This July Microsoft has released six security bulletins which account for over 29 unique vulnerabilities. The most critical bulletins are MS14-037
(Internet Explorer), MS14-038
(Windows Journal) and MS14-040
starts things off with another massive Internet Explorer update on the heels of MS14-035
from last month. This new Internet Explorer bulletin covers over 24 different vulnerabilities including 1 publicly disclosed vulnerability. The publicly disclosed vulnerability is within the handling of Extended Validation Certificates or EV Certificates. Internet Explorer was not properly enforcing Extended Validation best practices by disallowing the use of wildcard certificates. While this vulnerability itself is bad there are another 23 vulnerabilities that can result in a variety of remote code execution. It remains to be seen if Microsoft has cleaned up the Internet Explorer vulnerability closet for the next few months or if this is the new normal for massive Internet Explorer updates every Patch Tuesday. All versions of Internet Explorer from 6 to 11 are affected.
brings forth yet another vulnerability within Windows Journal. This component has had vulnerabilities in the past and hopefully has already been disabled by most organizations where possible. Furthermore since the attack takes place in a corrupted .jnt Windows Journal file it is highly recommended to treat this file extension as you do executable extensions and block it at your web and email gateways. All versions of Windows are affected except 2003, 2008 and 2008 R2 for Itanium and Server Core installations.
is more of an interesting vulnerability than something as critical as the previous two bulletins. The vulnerability here has to do with manipulating the On-Screen Keyboard in Windows in a way that can allow for elevation of privilege from a low integrity process to executing code as with standard permissions of the logged on user. Every supported version of Windows looks to be affected with the exception for Server 2003.
is a privilege escalation within the Windows AFD driver also known as the Ancillary Function Driver that helps support Windows sockets and networking communication. This is a more classic privilege escalation than MS14-040
in that the successful exploitation of this vulnerability would allow an attacker to go from any locally logged on user to running code in kernel mode. This vulnerability is of course a worry given it can be paired with something like the Internet Explorer vulnerabilities from this month to allow for drive-by web attacks that result in execution of code in the kernel. As a point of trivia the original developer of the AFD explained at this year’s Microsoft BUILD conference that he had a different name for AFD originally. We have ROT13’d that name so as to keep the secret uber secure and bypass your corporate content filters: Nabgure Shpxvat Qevire

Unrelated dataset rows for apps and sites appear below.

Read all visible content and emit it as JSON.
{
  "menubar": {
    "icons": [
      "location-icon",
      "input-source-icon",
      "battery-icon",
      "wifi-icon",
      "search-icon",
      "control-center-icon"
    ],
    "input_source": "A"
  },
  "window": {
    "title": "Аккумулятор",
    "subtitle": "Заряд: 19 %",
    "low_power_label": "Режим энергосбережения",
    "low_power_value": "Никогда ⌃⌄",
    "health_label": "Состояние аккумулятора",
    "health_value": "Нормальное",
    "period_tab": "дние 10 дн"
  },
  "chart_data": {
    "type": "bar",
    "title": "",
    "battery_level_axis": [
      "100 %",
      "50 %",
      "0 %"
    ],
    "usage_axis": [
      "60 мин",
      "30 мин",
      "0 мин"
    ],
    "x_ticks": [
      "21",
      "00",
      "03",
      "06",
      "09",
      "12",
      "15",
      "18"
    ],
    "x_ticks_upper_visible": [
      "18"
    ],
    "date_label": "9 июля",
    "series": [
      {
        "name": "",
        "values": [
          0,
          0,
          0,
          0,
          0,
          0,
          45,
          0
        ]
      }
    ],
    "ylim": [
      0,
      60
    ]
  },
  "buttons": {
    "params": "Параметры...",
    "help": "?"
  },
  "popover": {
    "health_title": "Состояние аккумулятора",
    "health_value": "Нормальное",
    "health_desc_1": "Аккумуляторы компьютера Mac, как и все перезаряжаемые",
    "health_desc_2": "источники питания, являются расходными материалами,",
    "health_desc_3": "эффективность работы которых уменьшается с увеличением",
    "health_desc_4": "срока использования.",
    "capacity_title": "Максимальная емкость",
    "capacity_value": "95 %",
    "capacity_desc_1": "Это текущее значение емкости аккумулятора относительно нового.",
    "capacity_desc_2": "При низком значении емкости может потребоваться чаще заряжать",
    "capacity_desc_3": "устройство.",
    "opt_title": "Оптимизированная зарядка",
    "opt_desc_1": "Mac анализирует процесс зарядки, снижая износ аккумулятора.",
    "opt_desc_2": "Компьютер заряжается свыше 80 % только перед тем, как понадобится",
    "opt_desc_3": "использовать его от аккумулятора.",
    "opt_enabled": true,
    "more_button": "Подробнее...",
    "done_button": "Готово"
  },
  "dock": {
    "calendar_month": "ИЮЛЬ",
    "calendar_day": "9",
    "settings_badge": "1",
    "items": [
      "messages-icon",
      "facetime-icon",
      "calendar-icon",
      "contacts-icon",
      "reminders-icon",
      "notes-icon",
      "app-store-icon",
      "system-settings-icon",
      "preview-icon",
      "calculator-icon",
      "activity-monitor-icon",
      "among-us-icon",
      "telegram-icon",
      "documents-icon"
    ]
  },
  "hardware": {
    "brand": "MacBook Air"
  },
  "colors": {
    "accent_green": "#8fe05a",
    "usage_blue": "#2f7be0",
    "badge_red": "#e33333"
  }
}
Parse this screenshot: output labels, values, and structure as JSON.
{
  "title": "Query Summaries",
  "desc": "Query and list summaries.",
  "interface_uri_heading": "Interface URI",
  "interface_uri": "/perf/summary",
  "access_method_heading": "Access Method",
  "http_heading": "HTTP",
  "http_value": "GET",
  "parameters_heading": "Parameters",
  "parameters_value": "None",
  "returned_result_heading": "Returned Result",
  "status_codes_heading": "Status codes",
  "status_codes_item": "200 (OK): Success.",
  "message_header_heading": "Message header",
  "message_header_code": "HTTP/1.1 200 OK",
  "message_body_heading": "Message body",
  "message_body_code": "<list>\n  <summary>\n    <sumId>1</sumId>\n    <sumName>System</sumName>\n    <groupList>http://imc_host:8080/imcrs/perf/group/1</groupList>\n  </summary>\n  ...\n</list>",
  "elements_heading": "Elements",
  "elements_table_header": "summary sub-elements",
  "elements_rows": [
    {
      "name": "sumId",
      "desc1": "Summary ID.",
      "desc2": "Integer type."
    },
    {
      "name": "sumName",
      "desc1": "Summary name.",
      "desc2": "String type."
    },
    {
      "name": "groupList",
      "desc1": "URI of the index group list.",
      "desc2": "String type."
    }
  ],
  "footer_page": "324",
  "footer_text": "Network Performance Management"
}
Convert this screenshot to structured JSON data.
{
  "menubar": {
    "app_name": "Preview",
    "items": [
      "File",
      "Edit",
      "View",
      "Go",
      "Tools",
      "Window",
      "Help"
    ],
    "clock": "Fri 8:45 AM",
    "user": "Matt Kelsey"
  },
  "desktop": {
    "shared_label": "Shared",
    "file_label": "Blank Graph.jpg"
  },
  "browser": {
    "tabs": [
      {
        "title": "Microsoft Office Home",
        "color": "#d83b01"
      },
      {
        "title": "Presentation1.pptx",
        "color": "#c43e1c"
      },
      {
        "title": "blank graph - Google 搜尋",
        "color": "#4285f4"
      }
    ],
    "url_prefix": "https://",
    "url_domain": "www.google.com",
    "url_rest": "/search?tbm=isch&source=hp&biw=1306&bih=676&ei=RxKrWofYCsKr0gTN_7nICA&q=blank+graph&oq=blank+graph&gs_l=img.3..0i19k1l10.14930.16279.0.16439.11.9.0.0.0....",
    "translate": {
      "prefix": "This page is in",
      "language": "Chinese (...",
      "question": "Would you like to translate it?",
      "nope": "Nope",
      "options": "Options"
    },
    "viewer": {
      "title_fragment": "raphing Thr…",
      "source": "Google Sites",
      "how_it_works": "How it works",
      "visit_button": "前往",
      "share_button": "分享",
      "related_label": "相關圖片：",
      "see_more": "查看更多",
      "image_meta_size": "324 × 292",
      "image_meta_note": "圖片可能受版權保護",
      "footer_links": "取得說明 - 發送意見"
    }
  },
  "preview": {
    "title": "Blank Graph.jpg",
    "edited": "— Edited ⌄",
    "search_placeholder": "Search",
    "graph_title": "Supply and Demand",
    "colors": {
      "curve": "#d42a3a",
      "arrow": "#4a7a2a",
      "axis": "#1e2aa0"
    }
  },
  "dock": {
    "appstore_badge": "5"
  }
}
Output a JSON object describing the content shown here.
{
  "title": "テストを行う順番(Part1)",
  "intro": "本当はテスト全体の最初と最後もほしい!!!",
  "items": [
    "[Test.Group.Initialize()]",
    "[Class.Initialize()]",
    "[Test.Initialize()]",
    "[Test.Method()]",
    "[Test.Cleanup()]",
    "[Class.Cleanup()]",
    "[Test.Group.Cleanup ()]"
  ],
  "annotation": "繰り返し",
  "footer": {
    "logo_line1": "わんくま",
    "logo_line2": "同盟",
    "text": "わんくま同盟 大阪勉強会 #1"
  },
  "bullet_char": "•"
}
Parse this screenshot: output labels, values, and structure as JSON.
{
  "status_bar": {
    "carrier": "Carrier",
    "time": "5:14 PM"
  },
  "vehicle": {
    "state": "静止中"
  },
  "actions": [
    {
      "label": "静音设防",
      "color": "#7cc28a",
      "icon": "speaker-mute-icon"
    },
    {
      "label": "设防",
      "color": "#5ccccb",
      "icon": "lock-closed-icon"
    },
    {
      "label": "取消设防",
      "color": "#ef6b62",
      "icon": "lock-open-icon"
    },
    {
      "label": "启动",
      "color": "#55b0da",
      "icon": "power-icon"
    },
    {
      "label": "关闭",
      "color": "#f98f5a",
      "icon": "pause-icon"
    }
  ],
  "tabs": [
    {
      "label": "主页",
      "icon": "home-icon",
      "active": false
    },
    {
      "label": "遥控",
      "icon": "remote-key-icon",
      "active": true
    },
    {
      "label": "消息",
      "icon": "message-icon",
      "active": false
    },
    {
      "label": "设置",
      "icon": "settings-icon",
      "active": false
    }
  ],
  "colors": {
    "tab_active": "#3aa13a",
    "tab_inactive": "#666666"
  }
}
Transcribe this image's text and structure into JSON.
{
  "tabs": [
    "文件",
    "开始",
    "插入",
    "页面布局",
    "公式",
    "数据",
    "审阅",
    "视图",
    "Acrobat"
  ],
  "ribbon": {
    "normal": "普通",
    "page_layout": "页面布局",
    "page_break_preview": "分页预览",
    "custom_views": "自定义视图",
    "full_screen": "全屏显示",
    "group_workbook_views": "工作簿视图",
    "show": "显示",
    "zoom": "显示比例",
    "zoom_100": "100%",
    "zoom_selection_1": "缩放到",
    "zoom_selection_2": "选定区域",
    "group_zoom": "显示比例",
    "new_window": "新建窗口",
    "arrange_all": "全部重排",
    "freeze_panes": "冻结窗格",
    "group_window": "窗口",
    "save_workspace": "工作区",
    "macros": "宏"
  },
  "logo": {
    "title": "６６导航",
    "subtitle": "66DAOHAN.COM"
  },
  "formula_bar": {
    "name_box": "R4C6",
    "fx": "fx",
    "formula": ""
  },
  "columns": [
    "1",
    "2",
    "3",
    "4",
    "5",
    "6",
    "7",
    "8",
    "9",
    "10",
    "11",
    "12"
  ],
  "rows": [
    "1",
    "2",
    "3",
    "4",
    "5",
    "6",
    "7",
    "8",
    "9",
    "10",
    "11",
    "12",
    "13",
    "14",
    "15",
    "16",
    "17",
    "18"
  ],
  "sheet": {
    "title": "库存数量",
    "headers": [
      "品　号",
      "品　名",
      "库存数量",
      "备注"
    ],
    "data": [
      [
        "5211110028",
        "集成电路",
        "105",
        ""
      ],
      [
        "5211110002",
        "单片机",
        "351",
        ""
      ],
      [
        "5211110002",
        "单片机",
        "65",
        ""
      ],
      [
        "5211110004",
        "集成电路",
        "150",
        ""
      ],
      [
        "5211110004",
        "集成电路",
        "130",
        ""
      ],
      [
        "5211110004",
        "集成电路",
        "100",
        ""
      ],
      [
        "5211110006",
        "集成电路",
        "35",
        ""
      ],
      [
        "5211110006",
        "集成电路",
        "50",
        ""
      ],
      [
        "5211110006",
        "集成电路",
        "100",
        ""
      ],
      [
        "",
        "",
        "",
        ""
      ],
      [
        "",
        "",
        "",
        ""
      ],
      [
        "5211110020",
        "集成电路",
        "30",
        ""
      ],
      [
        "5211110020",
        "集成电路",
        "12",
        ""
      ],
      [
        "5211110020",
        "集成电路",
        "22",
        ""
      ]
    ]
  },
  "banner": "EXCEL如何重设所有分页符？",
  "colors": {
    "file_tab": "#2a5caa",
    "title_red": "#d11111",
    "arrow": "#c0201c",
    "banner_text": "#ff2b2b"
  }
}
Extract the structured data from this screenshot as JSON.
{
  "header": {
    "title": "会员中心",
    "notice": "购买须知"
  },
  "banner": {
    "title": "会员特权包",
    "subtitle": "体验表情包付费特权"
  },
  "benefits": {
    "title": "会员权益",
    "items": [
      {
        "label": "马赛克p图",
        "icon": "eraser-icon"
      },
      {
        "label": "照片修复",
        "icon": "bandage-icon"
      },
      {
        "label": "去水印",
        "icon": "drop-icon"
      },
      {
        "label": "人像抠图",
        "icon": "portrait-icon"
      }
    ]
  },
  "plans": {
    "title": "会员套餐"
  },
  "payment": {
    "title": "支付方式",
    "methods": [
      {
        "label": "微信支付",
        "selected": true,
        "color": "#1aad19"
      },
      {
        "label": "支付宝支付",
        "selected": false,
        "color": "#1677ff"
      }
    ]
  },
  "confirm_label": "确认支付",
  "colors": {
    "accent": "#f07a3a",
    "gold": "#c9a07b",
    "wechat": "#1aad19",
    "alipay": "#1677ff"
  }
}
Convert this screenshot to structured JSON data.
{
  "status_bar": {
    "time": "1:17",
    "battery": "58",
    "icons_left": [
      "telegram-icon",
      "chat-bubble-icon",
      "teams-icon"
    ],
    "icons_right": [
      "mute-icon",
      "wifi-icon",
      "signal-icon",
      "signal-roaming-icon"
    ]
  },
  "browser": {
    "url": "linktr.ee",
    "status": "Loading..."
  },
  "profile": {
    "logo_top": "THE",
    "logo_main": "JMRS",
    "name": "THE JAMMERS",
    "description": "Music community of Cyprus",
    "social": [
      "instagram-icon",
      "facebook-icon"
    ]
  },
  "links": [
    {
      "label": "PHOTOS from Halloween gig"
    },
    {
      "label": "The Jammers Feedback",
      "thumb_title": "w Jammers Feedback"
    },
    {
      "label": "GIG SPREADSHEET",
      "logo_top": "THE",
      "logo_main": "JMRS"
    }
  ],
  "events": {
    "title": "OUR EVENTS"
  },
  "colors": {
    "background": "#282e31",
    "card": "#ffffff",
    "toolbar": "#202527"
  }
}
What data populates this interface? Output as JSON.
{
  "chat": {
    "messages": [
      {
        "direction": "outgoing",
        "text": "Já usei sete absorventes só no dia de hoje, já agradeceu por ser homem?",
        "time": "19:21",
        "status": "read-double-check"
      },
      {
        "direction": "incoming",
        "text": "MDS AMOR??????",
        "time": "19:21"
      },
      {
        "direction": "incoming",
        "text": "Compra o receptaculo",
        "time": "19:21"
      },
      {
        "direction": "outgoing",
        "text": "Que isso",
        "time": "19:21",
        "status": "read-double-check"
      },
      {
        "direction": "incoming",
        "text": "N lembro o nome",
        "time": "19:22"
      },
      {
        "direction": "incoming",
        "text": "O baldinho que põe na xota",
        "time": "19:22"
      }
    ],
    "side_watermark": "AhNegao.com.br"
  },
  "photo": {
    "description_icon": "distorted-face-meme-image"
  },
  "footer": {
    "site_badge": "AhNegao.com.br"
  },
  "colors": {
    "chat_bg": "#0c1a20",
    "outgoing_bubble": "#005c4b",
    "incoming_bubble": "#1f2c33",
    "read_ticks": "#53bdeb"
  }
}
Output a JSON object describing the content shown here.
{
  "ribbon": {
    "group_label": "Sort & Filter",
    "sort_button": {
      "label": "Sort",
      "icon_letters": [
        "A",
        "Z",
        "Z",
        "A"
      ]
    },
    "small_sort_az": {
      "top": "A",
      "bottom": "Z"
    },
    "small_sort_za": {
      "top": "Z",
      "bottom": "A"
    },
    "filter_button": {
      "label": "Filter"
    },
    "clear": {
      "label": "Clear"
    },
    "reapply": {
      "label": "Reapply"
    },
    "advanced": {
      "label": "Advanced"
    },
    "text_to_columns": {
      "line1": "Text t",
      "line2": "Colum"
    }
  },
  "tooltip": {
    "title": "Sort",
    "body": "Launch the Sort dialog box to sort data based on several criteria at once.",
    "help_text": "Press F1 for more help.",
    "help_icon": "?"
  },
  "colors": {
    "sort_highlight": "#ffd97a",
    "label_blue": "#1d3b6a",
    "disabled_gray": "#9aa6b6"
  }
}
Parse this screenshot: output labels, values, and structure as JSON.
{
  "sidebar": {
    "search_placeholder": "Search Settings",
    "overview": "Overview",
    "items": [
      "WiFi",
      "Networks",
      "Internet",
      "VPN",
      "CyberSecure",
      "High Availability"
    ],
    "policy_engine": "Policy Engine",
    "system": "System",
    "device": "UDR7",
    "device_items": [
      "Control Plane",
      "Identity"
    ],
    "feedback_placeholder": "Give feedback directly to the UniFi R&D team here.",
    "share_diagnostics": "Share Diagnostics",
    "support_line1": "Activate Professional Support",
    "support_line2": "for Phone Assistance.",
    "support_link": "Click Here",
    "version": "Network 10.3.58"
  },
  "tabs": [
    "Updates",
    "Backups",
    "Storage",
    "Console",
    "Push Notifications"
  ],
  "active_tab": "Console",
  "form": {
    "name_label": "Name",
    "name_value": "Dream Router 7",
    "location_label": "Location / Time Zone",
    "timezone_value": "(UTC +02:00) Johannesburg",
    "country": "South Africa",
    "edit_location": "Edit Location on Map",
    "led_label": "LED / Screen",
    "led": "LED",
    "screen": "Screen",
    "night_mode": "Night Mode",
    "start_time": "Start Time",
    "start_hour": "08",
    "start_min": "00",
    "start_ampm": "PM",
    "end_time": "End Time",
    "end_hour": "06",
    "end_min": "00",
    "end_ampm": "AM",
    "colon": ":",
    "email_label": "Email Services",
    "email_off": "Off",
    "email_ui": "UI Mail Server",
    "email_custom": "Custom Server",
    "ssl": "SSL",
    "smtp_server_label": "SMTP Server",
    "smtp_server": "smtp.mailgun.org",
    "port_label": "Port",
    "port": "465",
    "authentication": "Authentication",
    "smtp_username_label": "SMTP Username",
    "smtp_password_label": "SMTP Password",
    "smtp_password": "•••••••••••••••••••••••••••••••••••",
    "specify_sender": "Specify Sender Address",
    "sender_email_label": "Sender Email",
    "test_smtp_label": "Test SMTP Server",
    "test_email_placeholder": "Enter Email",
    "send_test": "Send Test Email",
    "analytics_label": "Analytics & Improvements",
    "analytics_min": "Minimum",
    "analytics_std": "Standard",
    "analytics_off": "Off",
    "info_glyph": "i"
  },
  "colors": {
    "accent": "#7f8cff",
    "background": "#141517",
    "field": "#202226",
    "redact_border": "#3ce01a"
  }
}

brings back more security love, or lack thereof, for DirectShow. This vulnerability is unique in that it is mostly only useful when combined with another security vulnerability. In this case the vulnerability allows for an attacker to jump privileges from Low Integrity into executing code in the normal context of the logged on user. This might be helpful for example with certain browser vulnerabilities where code execution happens as Low Integrity and then combined with this to execute with the full privileges of the logged on user.
closes this month’s Patch Tuesday out with an interesting vulnerability within Microsoft’s Service Bus technology. Service Bus is essentially a distributed message technology typically used by enterprise applications but also in this case leveraged by cloud applications. The vulnerability itself is not code execution but rather a denial of service when an attacker sends specially crafted Advanced Message Queuing Protocol (AMQP) messages to a vulnerable system. Windows OS’s do not come with Service Bus technology installed by default but it will be prudent to audit your environment for such technology and especially not to forget about any cloud based applications where you might be leveraging Service Bus.